::: Extracted data :::

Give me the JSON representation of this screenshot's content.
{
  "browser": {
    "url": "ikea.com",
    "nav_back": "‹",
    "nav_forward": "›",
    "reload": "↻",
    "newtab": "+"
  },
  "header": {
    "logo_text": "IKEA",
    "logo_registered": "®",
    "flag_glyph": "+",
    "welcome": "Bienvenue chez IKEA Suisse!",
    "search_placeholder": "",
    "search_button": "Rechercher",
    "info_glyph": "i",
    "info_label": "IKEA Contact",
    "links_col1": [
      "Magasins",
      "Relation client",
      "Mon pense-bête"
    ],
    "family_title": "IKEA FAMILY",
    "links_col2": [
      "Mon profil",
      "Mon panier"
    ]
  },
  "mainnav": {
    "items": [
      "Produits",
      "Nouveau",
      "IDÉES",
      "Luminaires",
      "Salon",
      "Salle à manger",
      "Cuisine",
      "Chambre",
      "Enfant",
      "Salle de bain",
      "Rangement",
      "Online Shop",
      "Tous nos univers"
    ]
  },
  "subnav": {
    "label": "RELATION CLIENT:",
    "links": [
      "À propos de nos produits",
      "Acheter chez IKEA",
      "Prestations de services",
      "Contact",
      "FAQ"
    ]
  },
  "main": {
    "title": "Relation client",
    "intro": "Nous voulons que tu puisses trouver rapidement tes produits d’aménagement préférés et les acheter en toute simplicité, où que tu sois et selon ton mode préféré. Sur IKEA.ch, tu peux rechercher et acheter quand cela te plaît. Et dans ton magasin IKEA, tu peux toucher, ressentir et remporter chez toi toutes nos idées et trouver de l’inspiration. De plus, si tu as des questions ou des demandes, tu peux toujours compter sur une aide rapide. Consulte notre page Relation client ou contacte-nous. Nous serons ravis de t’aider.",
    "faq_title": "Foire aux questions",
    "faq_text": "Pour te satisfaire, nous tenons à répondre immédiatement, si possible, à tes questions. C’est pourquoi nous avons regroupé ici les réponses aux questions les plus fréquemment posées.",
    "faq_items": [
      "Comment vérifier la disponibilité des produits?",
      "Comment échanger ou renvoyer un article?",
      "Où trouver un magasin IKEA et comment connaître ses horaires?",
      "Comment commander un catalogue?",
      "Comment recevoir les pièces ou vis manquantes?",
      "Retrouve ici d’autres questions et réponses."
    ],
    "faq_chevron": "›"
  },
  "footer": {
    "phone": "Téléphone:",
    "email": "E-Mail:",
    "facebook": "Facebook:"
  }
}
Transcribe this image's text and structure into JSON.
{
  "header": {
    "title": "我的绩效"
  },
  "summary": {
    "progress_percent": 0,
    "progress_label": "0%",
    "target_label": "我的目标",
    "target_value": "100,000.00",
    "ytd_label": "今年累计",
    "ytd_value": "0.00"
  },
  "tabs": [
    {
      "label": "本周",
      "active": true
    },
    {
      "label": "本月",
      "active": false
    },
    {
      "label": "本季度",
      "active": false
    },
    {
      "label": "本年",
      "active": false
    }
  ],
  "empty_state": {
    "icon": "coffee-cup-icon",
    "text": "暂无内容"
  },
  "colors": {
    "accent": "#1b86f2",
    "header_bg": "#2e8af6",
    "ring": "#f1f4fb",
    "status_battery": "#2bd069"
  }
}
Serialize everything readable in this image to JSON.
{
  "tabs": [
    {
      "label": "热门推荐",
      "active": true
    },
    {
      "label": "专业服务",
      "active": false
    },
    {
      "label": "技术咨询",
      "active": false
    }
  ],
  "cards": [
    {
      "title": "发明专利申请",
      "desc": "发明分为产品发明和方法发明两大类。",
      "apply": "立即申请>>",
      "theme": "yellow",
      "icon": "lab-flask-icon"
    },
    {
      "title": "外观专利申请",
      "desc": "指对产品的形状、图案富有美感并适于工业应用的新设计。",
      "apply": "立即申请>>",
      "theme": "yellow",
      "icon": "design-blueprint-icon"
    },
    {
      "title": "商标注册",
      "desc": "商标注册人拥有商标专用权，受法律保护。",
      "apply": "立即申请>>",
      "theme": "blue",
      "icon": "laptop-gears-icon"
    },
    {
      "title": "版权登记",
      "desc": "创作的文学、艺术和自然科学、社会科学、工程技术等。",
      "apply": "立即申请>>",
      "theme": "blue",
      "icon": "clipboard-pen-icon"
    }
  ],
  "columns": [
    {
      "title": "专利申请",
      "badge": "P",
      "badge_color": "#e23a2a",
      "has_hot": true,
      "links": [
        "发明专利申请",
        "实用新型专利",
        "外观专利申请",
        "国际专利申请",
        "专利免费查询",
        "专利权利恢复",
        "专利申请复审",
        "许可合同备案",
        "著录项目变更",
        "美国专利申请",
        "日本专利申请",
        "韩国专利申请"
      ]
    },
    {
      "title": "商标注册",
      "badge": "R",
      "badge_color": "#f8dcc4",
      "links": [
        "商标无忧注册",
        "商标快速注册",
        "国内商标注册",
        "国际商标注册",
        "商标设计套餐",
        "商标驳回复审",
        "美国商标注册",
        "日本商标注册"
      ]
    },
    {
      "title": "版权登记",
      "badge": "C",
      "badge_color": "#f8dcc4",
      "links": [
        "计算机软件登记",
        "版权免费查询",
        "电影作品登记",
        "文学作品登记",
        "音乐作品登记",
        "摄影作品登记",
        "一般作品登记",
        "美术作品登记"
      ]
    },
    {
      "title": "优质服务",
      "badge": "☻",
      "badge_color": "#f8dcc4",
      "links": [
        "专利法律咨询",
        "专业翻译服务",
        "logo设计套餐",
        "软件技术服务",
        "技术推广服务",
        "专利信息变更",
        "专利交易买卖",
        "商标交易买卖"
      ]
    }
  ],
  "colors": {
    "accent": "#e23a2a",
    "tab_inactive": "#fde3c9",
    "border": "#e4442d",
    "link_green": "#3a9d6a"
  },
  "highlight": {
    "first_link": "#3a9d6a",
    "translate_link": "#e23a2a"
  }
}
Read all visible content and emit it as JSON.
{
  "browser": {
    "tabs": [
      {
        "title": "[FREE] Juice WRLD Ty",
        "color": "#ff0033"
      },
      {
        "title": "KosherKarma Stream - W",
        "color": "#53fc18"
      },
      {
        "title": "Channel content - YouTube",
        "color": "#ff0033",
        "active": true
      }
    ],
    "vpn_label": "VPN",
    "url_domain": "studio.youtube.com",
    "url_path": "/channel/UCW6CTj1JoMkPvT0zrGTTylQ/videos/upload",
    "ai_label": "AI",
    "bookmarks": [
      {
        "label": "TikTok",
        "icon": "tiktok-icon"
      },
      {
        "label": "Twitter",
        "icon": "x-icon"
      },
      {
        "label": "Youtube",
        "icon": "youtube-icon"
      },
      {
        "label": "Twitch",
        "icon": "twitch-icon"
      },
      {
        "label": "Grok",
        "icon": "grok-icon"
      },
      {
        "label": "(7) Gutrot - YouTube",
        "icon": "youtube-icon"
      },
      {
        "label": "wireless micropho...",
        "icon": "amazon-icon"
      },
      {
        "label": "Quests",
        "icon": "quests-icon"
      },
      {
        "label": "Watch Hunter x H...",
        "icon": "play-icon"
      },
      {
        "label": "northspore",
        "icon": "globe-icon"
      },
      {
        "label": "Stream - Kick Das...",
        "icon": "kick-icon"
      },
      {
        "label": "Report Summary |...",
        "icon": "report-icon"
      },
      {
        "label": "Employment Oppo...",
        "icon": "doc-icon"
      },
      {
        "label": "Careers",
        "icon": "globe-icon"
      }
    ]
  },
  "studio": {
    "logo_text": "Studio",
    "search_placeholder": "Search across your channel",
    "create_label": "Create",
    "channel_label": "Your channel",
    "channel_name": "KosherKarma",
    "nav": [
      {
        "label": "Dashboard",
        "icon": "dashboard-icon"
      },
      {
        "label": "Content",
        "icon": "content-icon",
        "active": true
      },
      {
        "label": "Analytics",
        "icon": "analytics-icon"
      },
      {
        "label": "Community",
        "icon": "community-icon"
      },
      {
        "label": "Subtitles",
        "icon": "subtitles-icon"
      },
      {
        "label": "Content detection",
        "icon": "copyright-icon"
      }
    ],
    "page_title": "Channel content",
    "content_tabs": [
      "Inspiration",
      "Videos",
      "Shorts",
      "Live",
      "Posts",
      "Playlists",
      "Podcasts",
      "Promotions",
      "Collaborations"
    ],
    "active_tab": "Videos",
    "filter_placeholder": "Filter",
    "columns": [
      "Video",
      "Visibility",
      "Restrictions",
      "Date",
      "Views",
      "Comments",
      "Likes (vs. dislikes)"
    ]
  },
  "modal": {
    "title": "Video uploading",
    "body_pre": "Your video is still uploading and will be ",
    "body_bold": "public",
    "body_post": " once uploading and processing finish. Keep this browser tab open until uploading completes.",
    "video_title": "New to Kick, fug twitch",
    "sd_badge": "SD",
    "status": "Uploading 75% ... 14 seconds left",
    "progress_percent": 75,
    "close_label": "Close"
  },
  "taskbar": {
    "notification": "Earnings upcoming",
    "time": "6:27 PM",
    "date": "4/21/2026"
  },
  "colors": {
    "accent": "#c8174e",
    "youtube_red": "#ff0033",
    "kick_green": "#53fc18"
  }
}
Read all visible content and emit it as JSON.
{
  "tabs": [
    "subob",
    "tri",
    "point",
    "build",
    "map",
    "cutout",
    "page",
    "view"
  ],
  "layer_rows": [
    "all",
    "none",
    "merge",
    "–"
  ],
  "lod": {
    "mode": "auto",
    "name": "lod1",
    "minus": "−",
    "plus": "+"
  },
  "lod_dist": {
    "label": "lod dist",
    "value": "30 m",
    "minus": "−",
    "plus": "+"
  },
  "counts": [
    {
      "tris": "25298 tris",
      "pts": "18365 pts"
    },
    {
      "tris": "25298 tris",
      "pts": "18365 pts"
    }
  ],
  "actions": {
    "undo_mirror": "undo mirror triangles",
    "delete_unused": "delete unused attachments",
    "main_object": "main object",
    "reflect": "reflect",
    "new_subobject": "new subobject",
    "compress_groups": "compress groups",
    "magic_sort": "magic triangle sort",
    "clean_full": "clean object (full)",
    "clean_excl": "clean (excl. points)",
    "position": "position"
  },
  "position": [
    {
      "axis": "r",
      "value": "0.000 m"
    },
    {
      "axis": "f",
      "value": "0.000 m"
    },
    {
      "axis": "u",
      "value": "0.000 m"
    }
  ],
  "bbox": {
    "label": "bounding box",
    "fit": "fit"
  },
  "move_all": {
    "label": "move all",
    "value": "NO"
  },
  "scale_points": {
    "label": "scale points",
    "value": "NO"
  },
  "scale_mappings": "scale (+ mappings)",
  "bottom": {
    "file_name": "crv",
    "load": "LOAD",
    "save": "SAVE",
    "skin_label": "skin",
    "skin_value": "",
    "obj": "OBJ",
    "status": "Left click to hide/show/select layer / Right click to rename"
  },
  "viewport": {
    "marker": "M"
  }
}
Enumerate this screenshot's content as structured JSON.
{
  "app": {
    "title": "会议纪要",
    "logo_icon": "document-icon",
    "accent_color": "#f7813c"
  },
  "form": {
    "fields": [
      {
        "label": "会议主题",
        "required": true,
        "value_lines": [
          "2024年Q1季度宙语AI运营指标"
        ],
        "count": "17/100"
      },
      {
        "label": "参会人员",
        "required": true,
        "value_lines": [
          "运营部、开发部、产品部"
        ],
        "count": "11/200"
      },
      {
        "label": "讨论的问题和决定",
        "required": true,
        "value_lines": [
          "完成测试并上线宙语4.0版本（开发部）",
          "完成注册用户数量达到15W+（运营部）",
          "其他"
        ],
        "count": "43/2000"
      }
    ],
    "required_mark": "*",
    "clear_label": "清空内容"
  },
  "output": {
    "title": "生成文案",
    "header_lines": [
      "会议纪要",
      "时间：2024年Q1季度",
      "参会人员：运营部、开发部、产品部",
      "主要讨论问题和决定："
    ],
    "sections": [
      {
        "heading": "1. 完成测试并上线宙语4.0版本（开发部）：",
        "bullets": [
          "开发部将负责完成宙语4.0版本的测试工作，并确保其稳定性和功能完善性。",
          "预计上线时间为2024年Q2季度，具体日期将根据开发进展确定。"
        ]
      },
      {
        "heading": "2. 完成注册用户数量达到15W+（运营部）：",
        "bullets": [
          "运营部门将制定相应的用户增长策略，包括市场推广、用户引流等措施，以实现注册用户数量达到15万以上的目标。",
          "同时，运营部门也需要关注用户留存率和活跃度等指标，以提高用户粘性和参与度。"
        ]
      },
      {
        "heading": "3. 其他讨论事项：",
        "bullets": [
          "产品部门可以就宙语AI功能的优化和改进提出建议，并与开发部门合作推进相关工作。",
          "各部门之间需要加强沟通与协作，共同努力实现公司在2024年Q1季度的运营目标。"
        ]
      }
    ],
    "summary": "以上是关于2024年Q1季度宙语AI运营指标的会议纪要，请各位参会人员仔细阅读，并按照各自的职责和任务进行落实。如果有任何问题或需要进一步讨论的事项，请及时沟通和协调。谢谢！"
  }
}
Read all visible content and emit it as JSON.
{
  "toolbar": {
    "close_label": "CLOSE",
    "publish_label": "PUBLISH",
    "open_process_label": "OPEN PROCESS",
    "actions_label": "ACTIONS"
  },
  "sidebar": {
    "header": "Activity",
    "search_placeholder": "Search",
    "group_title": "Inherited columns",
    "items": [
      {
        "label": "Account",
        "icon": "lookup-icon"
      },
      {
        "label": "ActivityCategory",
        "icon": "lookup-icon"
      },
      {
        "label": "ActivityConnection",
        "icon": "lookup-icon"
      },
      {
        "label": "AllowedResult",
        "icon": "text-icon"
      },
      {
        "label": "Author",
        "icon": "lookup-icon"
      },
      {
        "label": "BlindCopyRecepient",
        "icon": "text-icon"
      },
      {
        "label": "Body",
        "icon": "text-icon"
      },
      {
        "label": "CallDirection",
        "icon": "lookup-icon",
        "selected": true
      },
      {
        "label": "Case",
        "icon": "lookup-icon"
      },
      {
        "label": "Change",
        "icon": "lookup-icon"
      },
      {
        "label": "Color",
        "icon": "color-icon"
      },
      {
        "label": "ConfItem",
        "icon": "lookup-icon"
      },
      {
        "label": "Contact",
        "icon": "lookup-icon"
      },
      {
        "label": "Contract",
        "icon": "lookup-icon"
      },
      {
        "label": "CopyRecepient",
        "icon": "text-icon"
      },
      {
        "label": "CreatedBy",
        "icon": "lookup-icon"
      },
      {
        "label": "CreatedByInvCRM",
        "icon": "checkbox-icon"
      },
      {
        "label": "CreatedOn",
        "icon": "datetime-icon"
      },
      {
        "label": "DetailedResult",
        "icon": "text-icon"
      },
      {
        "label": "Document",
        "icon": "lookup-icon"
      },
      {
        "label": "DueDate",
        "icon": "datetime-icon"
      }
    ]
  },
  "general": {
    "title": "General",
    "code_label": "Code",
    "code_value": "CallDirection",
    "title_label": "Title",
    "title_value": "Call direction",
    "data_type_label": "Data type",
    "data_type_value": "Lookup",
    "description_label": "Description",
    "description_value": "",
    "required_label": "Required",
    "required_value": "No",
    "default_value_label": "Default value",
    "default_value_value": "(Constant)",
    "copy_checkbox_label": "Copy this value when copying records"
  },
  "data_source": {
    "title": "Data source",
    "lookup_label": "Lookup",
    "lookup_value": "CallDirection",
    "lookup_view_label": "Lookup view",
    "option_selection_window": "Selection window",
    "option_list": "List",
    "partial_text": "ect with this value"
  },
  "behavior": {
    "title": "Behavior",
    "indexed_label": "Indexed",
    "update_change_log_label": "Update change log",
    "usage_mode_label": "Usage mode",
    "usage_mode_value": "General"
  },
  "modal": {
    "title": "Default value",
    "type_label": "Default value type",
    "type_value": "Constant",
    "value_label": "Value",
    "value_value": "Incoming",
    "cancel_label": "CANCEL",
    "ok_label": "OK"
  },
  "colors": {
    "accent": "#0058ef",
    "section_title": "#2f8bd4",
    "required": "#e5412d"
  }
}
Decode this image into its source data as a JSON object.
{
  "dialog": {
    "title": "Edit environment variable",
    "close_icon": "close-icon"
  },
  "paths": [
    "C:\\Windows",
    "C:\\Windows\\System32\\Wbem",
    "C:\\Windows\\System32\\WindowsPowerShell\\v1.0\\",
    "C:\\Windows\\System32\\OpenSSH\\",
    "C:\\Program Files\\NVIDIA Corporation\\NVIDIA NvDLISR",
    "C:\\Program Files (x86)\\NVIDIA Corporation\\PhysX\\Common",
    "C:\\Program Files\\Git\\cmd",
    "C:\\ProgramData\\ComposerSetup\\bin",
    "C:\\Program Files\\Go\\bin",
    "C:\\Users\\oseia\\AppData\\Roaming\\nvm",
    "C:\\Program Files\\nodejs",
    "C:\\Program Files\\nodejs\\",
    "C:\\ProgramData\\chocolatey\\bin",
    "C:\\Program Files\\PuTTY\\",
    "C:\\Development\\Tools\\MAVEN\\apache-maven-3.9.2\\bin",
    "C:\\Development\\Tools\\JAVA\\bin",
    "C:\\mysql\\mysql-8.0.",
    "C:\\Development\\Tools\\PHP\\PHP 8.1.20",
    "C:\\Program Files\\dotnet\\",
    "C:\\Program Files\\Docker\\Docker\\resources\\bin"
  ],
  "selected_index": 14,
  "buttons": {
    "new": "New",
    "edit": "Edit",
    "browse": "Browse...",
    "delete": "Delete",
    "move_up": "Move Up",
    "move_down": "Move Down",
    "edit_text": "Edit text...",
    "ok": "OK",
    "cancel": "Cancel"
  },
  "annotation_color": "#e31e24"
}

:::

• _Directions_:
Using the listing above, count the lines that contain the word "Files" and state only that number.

• _Output of the task_:
9